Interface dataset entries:
###
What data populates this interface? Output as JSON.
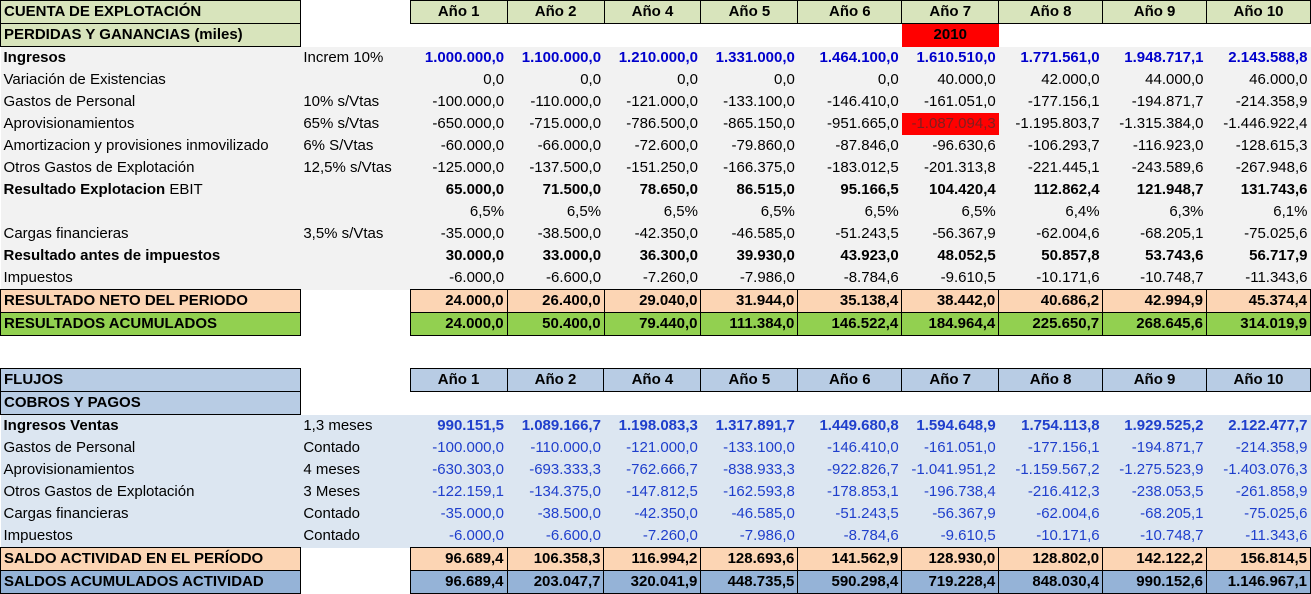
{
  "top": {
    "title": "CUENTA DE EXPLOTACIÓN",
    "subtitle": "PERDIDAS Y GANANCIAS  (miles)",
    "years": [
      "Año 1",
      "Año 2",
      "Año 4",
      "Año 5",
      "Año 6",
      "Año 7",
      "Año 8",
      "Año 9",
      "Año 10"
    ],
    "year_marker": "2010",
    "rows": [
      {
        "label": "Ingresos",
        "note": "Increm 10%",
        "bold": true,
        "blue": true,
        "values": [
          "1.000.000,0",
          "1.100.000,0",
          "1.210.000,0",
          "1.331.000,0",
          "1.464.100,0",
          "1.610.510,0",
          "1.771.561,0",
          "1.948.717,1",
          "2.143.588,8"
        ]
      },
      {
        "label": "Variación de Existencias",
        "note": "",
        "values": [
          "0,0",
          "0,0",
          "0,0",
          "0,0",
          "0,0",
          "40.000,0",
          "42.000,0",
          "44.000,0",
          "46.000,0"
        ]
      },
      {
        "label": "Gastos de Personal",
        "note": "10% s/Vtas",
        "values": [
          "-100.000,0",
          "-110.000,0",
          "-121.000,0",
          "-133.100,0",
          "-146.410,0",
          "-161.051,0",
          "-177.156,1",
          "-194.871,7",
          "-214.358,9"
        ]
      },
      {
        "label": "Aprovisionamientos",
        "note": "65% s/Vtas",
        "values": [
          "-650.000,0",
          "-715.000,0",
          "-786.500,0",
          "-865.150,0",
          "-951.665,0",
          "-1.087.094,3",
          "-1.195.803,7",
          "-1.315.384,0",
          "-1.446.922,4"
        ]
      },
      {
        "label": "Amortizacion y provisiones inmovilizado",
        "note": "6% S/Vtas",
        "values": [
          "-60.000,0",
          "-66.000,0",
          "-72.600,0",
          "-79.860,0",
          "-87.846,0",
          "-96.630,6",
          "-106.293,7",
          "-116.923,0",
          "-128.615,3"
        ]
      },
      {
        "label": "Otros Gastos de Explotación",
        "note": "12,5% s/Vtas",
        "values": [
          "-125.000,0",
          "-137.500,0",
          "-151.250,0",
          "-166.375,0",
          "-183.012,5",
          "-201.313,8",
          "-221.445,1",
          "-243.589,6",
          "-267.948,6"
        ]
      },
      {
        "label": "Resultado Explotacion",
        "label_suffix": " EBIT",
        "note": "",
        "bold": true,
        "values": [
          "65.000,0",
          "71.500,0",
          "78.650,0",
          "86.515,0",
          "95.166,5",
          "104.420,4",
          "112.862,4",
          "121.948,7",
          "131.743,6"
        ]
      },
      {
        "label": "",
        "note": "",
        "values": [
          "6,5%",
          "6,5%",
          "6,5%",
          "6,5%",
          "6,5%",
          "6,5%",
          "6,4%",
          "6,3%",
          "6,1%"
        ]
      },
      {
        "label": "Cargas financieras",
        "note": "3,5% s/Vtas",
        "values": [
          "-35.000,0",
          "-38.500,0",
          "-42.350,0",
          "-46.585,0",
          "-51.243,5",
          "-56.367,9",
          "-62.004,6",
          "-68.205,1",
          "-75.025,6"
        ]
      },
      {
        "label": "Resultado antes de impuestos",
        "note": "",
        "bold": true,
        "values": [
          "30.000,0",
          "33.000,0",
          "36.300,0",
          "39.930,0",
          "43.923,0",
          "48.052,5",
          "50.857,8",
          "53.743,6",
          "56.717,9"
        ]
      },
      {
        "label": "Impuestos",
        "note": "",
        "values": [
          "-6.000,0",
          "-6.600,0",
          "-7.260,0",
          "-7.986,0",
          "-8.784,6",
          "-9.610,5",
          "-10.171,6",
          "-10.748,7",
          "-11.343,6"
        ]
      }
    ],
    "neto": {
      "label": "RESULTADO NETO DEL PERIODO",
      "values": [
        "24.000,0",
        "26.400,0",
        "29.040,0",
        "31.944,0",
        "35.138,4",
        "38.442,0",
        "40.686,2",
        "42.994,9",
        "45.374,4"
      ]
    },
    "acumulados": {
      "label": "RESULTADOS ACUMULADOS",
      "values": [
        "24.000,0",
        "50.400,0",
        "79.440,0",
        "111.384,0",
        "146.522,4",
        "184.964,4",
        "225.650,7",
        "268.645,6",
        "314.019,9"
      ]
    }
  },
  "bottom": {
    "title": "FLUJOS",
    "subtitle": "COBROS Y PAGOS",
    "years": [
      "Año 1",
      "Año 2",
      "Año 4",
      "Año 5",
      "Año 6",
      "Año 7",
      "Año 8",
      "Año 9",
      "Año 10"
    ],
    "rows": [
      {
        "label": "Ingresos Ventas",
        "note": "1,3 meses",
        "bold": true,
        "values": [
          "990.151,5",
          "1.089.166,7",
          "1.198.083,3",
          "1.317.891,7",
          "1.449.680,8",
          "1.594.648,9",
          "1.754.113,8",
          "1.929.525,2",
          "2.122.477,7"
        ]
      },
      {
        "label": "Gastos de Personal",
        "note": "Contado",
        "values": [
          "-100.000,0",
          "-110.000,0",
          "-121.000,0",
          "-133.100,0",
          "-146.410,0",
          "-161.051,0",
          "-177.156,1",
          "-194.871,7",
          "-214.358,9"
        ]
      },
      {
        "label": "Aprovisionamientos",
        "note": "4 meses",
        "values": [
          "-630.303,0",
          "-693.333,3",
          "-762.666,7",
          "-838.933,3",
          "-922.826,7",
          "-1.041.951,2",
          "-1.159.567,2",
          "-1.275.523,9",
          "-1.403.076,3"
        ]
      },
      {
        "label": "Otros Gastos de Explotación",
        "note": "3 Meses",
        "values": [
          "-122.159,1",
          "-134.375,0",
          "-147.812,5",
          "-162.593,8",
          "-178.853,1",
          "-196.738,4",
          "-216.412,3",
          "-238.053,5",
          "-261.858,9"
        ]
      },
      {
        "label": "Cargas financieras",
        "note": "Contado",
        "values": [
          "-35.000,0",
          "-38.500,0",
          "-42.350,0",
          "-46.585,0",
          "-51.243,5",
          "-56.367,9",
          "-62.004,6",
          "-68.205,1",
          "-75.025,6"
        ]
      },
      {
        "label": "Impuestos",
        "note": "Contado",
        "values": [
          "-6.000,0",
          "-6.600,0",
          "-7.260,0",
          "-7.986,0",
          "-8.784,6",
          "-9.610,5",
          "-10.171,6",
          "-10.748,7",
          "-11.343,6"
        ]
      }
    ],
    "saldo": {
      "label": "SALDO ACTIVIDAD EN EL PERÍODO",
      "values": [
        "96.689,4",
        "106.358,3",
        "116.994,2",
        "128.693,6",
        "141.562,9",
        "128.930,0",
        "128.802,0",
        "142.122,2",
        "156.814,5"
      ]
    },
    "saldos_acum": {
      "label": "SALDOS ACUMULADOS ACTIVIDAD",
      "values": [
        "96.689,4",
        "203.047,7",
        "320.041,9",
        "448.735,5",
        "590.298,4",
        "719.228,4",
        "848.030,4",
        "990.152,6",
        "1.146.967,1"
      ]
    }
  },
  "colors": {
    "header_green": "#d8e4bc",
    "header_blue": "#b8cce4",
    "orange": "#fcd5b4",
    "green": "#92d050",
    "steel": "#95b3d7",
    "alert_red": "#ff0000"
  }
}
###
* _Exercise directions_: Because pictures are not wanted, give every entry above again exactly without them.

* _Answer section_:
What data populates this interface? Output as JSON.
{
  "top": {
    "title": "CUENTA DE EXPLOTACIÓN",
    "subtitle": "PERDIDAS Y GANANCIAS  (miles)",
    "years": [
      "Año 1",
      "Año 2",
      "Año 4",
      "Año 5",
      "Año 6",
      "Año 7",
      "Año 8",
      "Año 9",
      "Año 10"
    ],
    "year_marker": "2010",
    "rows": [
      {
        "label": "Ingresos",
        "note": "Increm 10%",
        "bold": true,
        "blue": true,
        "values": [
          "1.000.000,0",
          "1.100.000,0",
          "1.210.000,0",
          "1.331.000,0",
          "1.464.100,0",
          "1.610.510,0",
          "1.771.561,0",
          "1.948.717,1",
          "2.143.588,8"
        ]
      },
      {
        "label": "Variación de Existencias",
        "note": "",
        "values": [
          "0,0",
          "0,0",
          "0,0",
          "0,0",
          "0,0",
          "40.000,0",
          "42.000,0",
          "44.000,0",
          "46.000,0"
        ]
      },
      {
        "label": "Gastos de Personal",
        "note": "10% s/Vtas",
        "values": [
          "-100.000,0",
          "-110.000,0",
          "-121.000,0",
          "-133.100,0",
          "-146.410,0",
          "-161.051,0",
          "-177.156,1",
          "-194.871,7",
          "-214.358,9"
        ]
      },
      {
        "label": "Aprovisionamientos",
        "note": "65% s/Vtas",
        "values": [
          "-650.000,0",
          "-715.000,0",
          "-786.500,0",
          "-865.150,0",
          "-951.665,0",
          "-1.087.094,3",
          "-1.195.803,7",
          "-1.315.384,0",
          "-1.446.922,4"
        ]
      },
      {
        "label": "Amortizacion y provisiones inmovilizado",
        "note": "6% S/Vtas",
        "values": [
          "-60.000,0",
          "-66.000,0",
          "-72.600,0",
          "-79.860,0",
          "-87.846,0",
          "-96.630,6",
          "-106.293,7",
          "-116.923,0",
          "-128.615,3"
        ]
      },
      {
        "label": "Otros Gastos de Explotación",
        "note": "12,5% s/Vtas",
        "values": [
          "-125.000,0",
          "-137.500,0",
          "-151.250,0",
          "-166.375,0",
          "-183.012,5",
          "-201.313,8",
          "-221.445,1",
          "-243.589,6",
          "-267.948,6"
        ]
      },
      {
        "label": "Resultado Explotacion",
        "label_suffix": " EBIT",
        "note": "",
        "bold": true,
        "values": [
          "65.000,0",
          "71.500,0",
          "78.650,0",
          "86.515,0",
          "95.166,5",
          "104.420,4",
          "112.862,4",
          "121.948,7",
          "131.743,6"
        ]
      },
      {
        "label": "",
        "note": "",
        "values": [
          "6,5%",
          "6,5%",
          "6,5%",
          "6,5%",
          "6,5%",
          "6,5%",
          "6,4%",
          "6,3%",
          "6,1%"
        ]
      },
      {
        "label": "Cargas financieras",
        "note": "3,5% s/Vtas",
        "values": [
          "-35.000,0",
          "-38.500,0",
          "-42.350,0",
          "-46.585,0",
          "-51.243,5",
          "-56.367,9",
          "-62.004,6",
          "-68.205,1",
          "-75.025,6"
        ]
      },
      {
        "label": "Resultado antes de impuestos",
        "note": "",
        "bold": true,
        "values": [
          "30.000,0",
          "33.000,0",
          "36.300,0",
          "39.930,0",
          "43.923,0",
          "48.052,5",
          "50.857,8",
          "53.743,6",
          "56.717,9"
        ]
      },
      {
        "label": "Impuestos",
        "note": "",
        "values": [
          "-6.000,0",
          "-6.600,0",
          "-7.260,0",
          "-7.986,0",
          "-8.784,6",
          "-9.610,5",
          "-10.171,6",
          "-10.748,7",
          "-11.343,6"
        ]
      }
    ],
    "neto": {
      "label": "RESULTADO NETO DEL PERIODO",
      "values": [
        "24.000,0",
        "26.400,0",
        "29.040,0",
        "31.944,0",
        "35.138,4",
        "38.442,0",
        "40.686,2",
        "42.994,9",
        "45.374,4"
      ]
    },
    "acumulados": {
      "label": "RESULTADOS ACUMULADOS",
      "values": [
        "24.000,0",
        "50.400,0",
        "79.440,0",
        "111.384,0",
        "146.522,4",
        "184.964,4",
        "225.650,7",
        "268.645,6",
        "314.019,9"
      ]
    }
  },
  "bottom": {
    "title": "FLUJOS",
    "subtitle": "COBROS Y PAGOS",
    "years": [
      "Año 1",
      "Año 2",
      "Año 4",
      "Año 5",
      "Año 6",
      "Año 7",
      "Año 8",
      "Año 9",
      "Año 10"
    ],
    "rows": [
      {
        "label": "Ingresos Ventas",
        "note": "1,3 meses",
        "bold": true,
        "values": [
          "990.151,5",
          "1.089.166,7",
          "1.198.083,3",
          "1.317.891,7",
          "1.449.680,8",
          "1.594.648,9",
          "1.754.113,8",
          "1.929.525,2",
          "2.122.477,7"
        ]
      },
      {
        "label": "Gastos de Personal",
        "note": "Contado",
        "values": [
          "-100.000,0",
          "-110.000,0",
          "-121.000,0",
          "-133.100,0",
          "-146.410,0",
          "-161.051,0",
          "-177.156,1",
          "-194.871,7",
          "-214.358,9"
        ]
      },
      {
        "label": "Aprovisionamientos",
        "note": "4 meses",
        "values": [
          "-630.303,0",
          "-693.333,3",
          "-762.666,7",
          "-838.933,3",
          "-922.826,7",
          "-1.041.951,2",
          "-1.159.567,2",
          "-1.275.523,9",
          "-1.403.076,3"
        ]
      },
      {
        "label": "Otros Gastos de Explotación",
        "note": "3 Meses",
        "values": [
          "-122.159,1",
          "-134.375,0",
          "-147.812,5",
          "-162.593,8",
          "-178.853,1",
          "-196.738,4",
          "-216.412,3",
          "-238.053,5",
          "-261.858,9"
        ]
      },
      {
        "label": "Cargas financieras",
        "note": "Contado",
        "values": [
          "-35.000,0",
          "-38.500,0",
          "-42.350,0",
          "-46.585,0",
          "-51.243,5",
          "-56.367,9",
          "-62.004,6",
          "-68.205,1",
          "-75.025,6"
        ]
      },
      {
        "label": "Impuestos",
        "note": "Contado",
        "values": [
          "-6.000,0",
          "-6.600,0",
          "-7.260,0",
          "-7.986,0",
          "-8.784,6",
          "-9.610,5",
          "-10.171,6",
          "-10.748,7",
          "-11.343,6"
        ]
      }
    ],
    "saldo": {
      "label": "SALDO ACTIVIDAD EN EL PERÍODO",
      "values": [
        "96.689,4",
        "106.358,3",
        "116.994,2",
        "128.693,6",
        "141.562,9",
        "128.930,0",
        "128.802,0",
        "142.122,2",
        "156.814,5"
      ]
    },
    "saldos_acum": {
      "label": "SALDOS ACUMULADOS ACTIVIDAD",
      "values": [
        "96.689,4",
        "203.047,7",
        "320.041,9",
        "448.735,5",
        "590.298,4",
        "719.228,4",
        "848.030,4",
        "990.152,6",
        "1.146.967,1"
      ]
    }
  },
  "colors": {
    "header_green": "#d8e4bc",
    "header_blue": "#b8cce4",
    "orange": "#fcd5b4",
    "green": "#92d050",
    "steel": "#95b3d7",
    "alert_red": "#ff0000"
  }
}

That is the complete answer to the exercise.